Suicide prevention hotline (available 24 hours every day): 1-800-273-8255

Swedish house and techno DJ La Fleur spoke to Noiseporn to talk about mental health in the industry.

Do you think there are aspects specific to this industry that create depression or stress? 

Yes, the lack of sleep every weekend or while you are on tour is tremendously bad for your health coupled with the irregular time schedules and lack of a basic routine. Sometimes it’s hard to find time to connect with the people you really care about due to different time schedules and the fact that you are mostly away during the weekends, which is when most people are free to meet and catch up.

Have you experienced depression or any low moments in your career or with those you’ve worked closely with?

Yes, both, to be honest. I don’t know many people that have an extensive touring schedule – and are over the age of 25 – that haven’t had at least some low moments. My personal low moments have been caused by stress, lack of sleep, and work overload. I have learned to listen to my body more carefully and to prioritize better what needs to be done which helps a lot.

How do you cope with the long hours of touring, loneliness, and staying overall mentally fit?

I try to sleep when I can, I make this a priority when I’m on tour. I also meditate, stay hydrated as much as possible, and I try to fit in some light exercise. As well as eating as healthy as possible. I’m also in touch regularly with my loved ones on chat, call, and video.

However, I will still feel tired and fragile when coming home from a long tour, it’s hard to avoid. My best antidote for that is during the time I do spend at home, I really try to stick to my normal routine. Having a four-year-old daughter makes it easier in many ways. I try to follow her schedule, early to bed and wake early in the morning, fixed meal times, and a lot of laughs!

How does being a mother in the industry comes with its own unique set of challenges and stressors? How do you balance a career that involves so much traveling with parenthood?
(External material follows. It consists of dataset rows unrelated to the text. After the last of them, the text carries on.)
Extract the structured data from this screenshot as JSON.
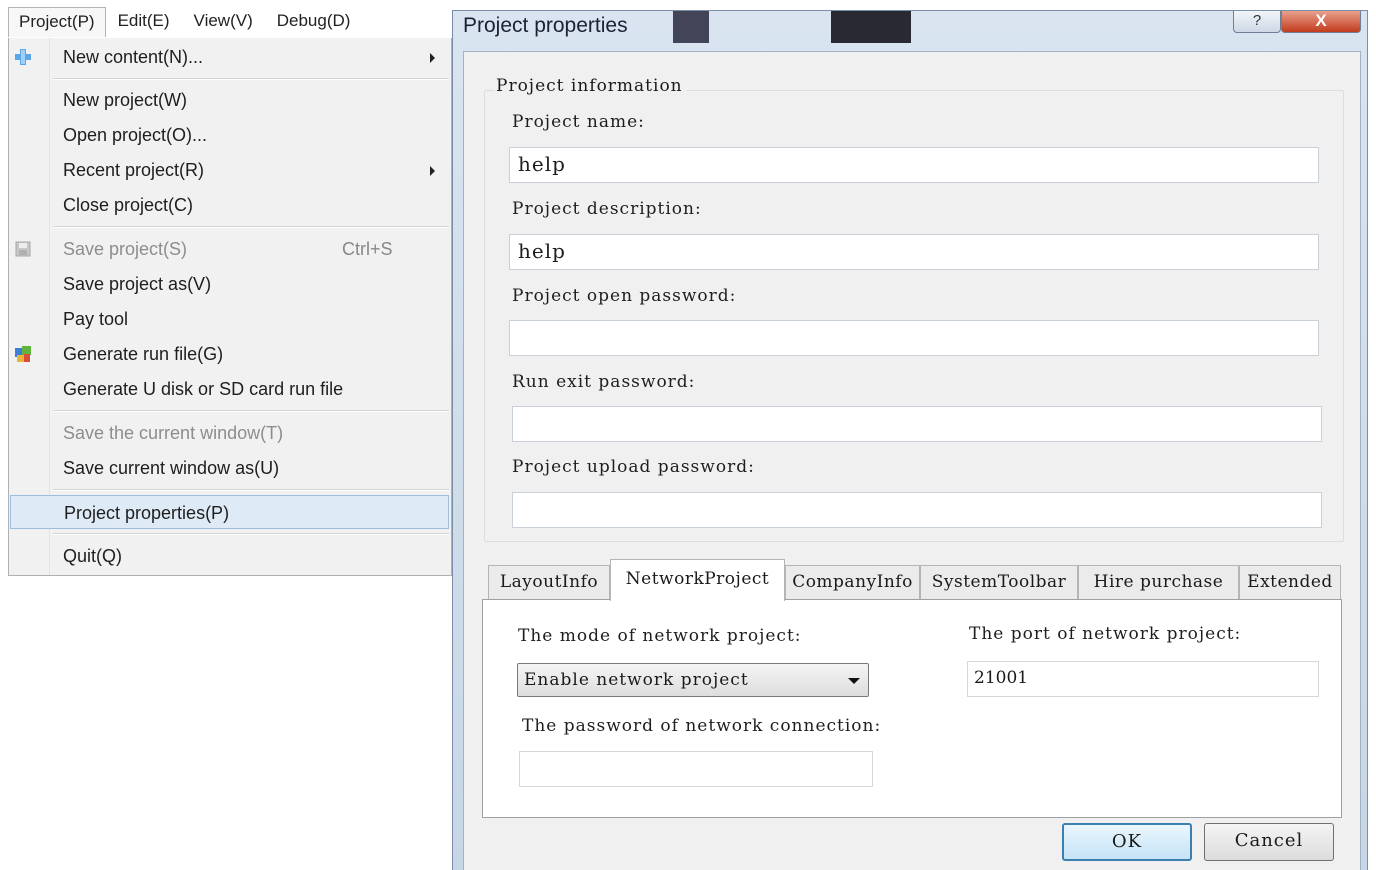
{
  "menubar": {
    "items": [
      "Project(P)",
      "Edit(E)",
      "View(V)",
      "Debug(D)"
    ]
  },
  "project_menu": {
    "new_content": "New content(N)...",
    "new_project": "New project(W)",
    "open_project": "Open project(O)...",
    "recent_project": "Recent project(R)",
    "close_project": "Close project(C)",
    "save_project": "Save project(S)",
    "save_project_shortcut": "Ctrl+S",
    "save_project_as": "Save project as(V)",
    "pay_tool": "Pay tool",
    "generate_run_file": "Generate run file(G)",
    "generate_udisk": "Generate U disk or SD card run file",
    "save_current_window": "Save the current window(T)",
    "save_current_window_as": "Save current window as(U)",
    "project_properties": "Project properties(P)",
    "quit": "Quit(Q)"
  },
  "dialog": {
    "title": "Project properties",
    "help_glyph": "?",
    "close_glyph": "X",
    "group_title": "Project information",
    "project_name_label": "Project name:",
    "project_name_value": "help",
    "project_description_label": "Project description:",
    "project_description_value": "help",
    "open_password_label": "Project open password:",
    "open_password_value": "",
    "exit_password_label": "Run exit password:",
    "exit_password_value": "",
    "upload_password_label": "Project upload password:",
    "upload_password_value": "",
    "tabs": [
      "LayoutInfo",
      "NetworkProject",
      "CompanyInfo",
      "SystemToolbar",
      "Hire purchase",
      "Extended"
    ],
    "network": {
      "mode_label": "The mode of network project:",
      "mode_value": "Enable network project",
      "port_label": "The port of network project:",
      "port_value": "21001",
      "password_label": "The password of network connection:",
      "password_value": ""
    },
    "ok_label": "OK",
    "cancel_label": "Cancel"
  }
}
It has taken me quite some work and time to deal with feelings of guilt for leaving her and of course I sometimes still feel them, but those feelings are also a part of parenthood. You always want the best for your child and strive to make the best childhood for them. After having my daughter I got more selective with my gigs, I want it to be worth it being away from her. I want it to contribute to my growth as well as hers. I also plan weekends off in advance. A good thing is that I am very flexible during the week, and I think I get to spend more time with my daughter compared to most parents working a nine-to-five job. I’m thankful for that and I try to make the most of it. Then, last but not least, the support structure where my partner, her father, plays a vital role. He is at home with her during the weekends when I am away, without him I wouldn’t be able to do it.

Nastia recently posted on Instagram about the years of unhealthy comparisons between her and Nina Kraviz that were based mainly on their looks. This wore her down and their friendship eventually deteriorated. Do you feel that women in music are more subjected to these comparisons than their male counterparts?
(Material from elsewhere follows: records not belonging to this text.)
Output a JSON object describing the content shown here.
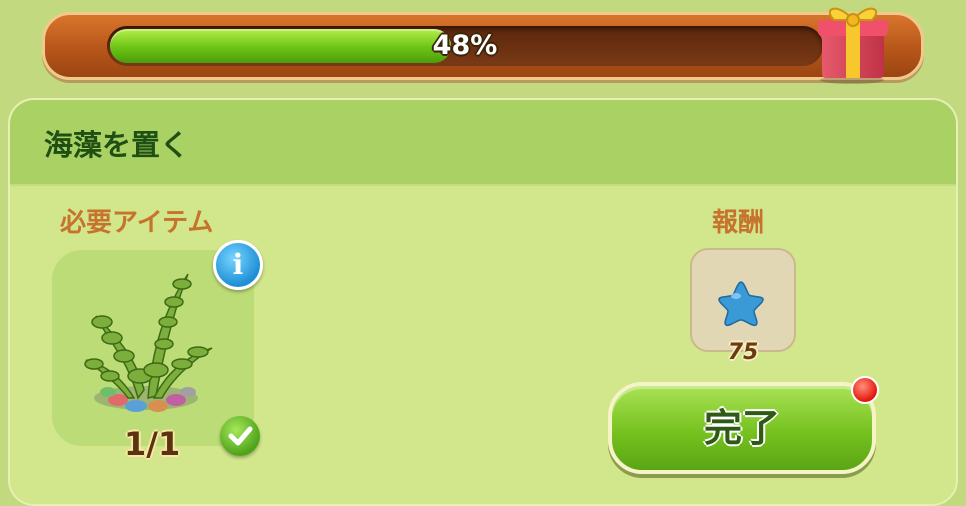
{
  "progress": {
    "percent": 48,
    "label": "48%"
  },
  "gift_icon": "gift-box-icon",
  "task": {
    "title": "海藻を置く"
  },
  "required": {
    "label": "必要アイテム",
    "item_icon": "seaweed-icon",
    "count_text": "1/1",
    "completed": true
  },
  "reward": {
    "label": "報酬",
    "icon": "blue-star-icon",
    "amount": "75"
  },
  "complete_button": {
    "label": "完了",
    "has_notification": true
  },
  "colors": {
    "progress_fill": "#6cc415",
    "button_green": "#76c21f",
    "title_text": "#1f4f12",
    "section_label": "#c6732e",
    "notification": "#e3160c"
  }
}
Women have been much more objectified in our society than men which can lead to women feeling the pressure and expectation of looking a certain way. Society is also feeding a behaviour that cares too much about the outside world. I think both men and women are affected by this and are comparing themselves to others much more than it’s healthy to do so. A lot of people portray this happy, fun, picture perfect life on social media that isn’t necessarily true.

 If you’re not feeling great, does playing a set help? Always or just sometimes? If so, what’s the difference?
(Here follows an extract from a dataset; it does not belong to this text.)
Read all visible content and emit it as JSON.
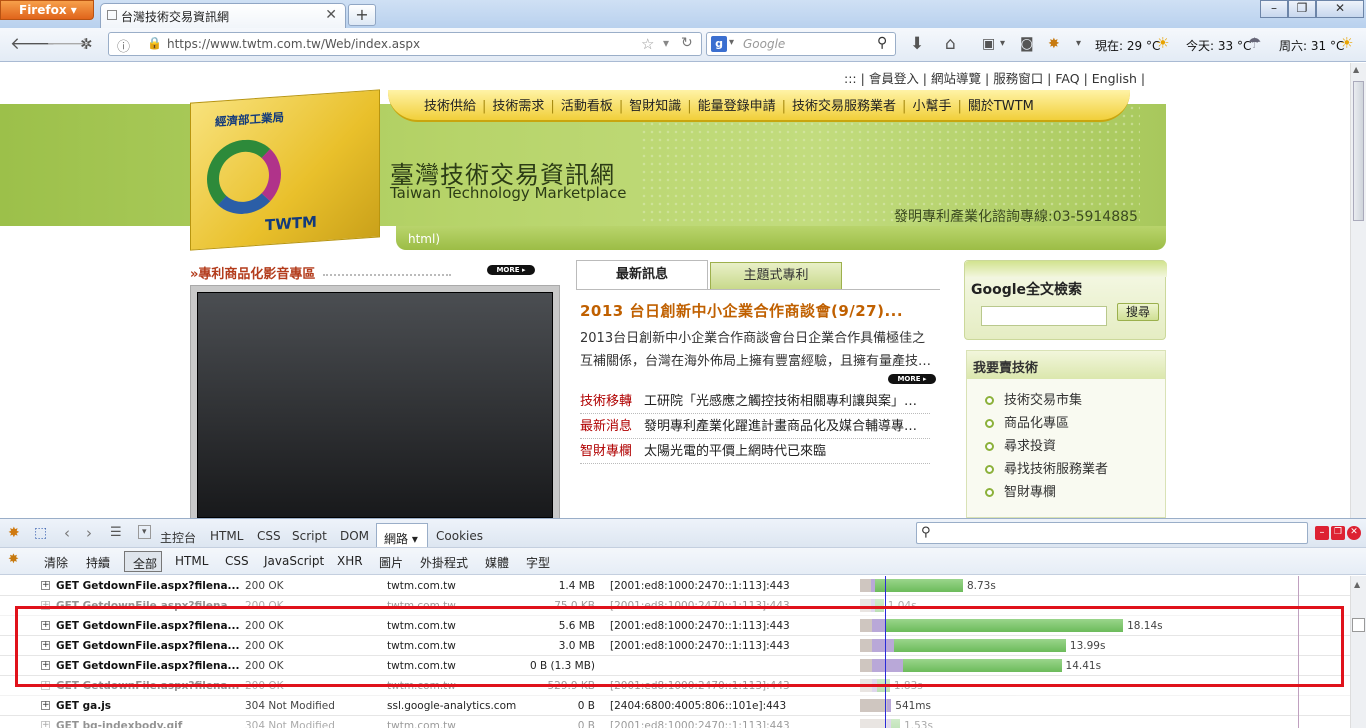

It can definitely help! You can get a lot of love and energy from the crowd that can have a very positive effect on your mindset. Those moments are also the ones you’re chasing, the connection with the crowd, sharing a special moment. 

What does “community” mean to you in this industry?

For me it means, ‘sharing is caring’, both the good and the bad. And being able to have some real conversations between people in the industry, and to care for each other. 

Connect with La Fleur: Facebook / Twitter / SoundCloud